# Task to complete:
Check every line of the data below for the string "certificates", and copy the ones that hold it.

Data about app and page elements:

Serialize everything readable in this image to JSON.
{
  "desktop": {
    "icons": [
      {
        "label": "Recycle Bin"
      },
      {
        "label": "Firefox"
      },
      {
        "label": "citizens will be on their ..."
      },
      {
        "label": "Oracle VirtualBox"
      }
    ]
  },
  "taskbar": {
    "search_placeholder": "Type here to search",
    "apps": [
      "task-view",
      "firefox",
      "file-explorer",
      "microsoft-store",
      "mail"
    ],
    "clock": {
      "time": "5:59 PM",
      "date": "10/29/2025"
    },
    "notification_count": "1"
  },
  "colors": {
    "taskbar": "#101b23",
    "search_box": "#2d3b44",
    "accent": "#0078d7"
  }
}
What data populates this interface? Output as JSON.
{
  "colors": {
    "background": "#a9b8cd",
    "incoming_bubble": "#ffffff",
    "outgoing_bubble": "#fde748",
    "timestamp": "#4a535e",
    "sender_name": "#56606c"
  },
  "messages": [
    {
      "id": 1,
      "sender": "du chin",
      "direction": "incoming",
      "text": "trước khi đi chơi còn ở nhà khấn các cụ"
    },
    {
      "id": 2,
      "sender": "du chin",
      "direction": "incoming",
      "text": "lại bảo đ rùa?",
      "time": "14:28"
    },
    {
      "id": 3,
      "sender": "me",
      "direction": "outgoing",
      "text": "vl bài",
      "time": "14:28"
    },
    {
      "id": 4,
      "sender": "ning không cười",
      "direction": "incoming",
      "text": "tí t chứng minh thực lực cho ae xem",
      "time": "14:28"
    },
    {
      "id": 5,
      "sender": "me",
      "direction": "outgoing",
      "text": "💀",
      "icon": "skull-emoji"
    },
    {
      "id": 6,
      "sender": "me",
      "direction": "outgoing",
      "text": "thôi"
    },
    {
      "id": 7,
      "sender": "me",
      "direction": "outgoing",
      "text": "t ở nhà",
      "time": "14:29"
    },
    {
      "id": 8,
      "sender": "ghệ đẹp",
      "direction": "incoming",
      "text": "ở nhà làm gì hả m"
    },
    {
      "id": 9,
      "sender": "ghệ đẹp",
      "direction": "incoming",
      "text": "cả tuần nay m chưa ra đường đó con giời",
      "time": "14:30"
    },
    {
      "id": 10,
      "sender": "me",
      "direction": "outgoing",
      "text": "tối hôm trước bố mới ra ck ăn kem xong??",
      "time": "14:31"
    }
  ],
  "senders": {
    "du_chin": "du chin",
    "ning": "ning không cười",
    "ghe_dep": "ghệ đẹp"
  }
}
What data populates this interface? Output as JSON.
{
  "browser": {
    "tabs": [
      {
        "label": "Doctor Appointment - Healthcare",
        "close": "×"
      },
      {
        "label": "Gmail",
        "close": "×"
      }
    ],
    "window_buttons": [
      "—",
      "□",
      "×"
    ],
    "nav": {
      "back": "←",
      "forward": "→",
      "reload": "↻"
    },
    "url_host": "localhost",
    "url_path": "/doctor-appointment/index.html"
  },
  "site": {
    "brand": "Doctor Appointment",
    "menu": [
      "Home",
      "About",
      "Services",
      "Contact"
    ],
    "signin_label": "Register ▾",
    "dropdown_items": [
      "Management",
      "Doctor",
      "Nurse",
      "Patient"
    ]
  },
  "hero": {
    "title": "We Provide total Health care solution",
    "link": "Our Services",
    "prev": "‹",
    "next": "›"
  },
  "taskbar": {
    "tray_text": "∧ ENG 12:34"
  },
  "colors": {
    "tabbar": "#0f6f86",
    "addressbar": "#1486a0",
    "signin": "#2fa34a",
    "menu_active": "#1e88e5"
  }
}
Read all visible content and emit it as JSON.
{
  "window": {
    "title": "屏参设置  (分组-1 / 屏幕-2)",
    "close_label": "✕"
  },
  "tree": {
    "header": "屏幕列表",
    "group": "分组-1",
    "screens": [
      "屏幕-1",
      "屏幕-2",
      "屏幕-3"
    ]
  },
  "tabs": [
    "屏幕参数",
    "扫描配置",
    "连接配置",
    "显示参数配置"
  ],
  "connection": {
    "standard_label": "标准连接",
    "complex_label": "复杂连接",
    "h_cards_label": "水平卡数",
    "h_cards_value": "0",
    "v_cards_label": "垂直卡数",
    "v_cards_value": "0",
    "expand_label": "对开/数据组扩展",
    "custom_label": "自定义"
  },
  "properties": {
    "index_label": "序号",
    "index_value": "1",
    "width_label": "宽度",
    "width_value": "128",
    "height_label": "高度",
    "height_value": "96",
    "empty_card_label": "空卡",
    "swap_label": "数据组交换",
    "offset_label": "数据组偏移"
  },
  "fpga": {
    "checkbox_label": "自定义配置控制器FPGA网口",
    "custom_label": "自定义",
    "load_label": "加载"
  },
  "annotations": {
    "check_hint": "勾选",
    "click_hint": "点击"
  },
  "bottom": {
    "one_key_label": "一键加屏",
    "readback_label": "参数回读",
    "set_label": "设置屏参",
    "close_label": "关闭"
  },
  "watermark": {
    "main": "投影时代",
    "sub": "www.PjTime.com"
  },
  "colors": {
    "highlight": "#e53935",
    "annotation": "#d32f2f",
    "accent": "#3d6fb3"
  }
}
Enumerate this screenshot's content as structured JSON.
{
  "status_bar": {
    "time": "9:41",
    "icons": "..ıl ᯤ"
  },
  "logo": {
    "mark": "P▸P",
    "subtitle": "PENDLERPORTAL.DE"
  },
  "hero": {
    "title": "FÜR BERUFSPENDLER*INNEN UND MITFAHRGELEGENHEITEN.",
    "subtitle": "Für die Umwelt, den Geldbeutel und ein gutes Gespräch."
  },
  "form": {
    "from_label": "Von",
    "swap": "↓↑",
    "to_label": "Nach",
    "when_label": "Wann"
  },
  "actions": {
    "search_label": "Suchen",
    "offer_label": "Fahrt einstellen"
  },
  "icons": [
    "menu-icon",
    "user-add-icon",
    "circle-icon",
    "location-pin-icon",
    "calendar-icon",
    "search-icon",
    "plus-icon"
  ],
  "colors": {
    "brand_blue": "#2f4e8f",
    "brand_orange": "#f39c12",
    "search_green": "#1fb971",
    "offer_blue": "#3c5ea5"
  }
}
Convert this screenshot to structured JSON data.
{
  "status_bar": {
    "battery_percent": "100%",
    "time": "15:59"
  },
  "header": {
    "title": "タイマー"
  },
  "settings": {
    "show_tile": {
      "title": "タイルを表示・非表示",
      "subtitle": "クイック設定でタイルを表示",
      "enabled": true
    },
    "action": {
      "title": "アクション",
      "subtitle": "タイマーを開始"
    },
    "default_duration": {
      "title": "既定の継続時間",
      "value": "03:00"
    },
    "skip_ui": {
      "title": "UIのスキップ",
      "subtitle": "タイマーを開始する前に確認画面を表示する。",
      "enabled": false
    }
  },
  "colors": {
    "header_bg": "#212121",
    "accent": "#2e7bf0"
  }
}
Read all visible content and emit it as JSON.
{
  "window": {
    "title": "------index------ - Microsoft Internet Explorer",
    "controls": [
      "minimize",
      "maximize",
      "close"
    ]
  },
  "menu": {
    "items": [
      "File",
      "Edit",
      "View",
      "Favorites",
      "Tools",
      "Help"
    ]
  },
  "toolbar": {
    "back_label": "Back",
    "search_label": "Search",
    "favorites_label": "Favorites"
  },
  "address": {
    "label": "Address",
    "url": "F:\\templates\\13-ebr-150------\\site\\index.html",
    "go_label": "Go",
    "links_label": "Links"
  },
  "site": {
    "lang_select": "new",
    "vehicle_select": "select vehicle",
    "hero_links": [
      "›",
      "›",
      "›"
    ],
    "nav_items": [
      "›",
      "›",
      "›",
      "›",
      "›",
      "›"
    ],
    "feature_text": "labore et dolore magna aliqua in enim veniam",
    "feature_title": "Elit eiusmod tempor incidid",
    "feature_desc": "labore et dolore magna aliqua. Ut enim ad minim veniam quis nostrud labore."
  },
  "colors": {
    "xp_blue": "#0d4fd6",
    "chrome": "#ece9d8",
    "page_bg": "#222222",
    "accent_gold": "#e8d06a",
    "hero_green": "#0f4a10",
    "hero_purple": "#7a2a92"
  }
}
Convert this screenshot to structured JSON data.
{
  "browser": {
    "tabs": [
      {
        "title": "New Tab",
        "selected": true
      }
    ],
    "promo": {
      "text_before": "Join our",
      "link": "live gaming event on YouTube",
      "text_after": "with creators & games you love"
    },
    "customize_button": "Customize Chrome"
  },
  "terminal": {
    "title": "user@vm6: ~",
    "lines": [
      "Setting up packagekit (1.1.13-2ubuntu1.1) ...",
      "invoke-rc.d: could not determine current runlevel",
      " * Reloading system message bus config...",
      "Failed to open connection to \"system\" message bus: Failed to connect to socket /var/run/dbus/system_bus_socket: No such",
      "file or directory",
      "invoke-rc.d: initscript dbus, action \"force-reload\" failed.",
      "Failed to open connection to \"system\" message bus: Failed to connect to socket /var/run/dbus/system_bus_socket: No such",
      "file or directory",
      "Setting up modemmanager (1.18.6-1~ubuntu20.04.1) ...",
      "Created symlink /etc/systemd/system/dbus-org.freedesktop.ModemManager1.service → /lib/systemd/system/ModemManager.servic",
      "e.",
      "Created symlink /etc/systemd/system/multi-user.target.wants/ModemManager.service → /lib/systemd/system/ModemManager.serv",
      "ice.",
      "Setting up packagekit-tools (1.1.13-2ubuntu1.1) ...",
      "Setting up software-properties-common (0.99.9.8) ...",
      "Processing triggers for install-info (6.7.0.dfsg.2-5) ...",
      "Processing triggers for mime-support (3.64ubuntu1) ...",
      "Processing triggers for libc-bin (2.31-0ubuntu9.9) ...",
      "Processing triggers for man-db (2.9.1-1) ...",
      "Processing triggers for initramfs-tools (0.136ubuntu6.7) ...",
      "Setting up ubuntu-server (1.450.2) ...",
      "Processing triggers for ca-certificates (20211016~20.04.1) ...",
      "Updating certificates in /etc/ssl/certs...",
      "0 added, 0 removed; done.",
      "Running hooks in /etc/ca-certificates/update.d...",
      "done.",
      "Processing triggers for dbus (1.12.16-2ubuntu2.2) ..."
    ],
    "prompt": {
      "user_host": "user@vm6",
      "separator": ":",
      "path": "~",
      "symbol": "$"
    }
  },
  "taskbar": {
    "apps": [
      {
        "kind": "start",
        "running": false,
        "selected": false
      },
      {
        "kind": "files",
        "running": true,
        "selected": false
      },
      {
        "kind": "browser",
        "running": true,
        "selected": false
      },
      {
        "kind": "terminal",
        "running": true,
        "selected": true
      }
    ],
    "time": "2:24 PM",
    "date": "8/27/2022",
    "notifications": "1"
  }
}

# Response for this exercise:
      "Processing triggers for ca-certificates (20211016~20.04.1) ...",
      "Updating certificates in /etc/ssl/certs...",
      "Running hooks in /etc/ca-certificates/update.d...",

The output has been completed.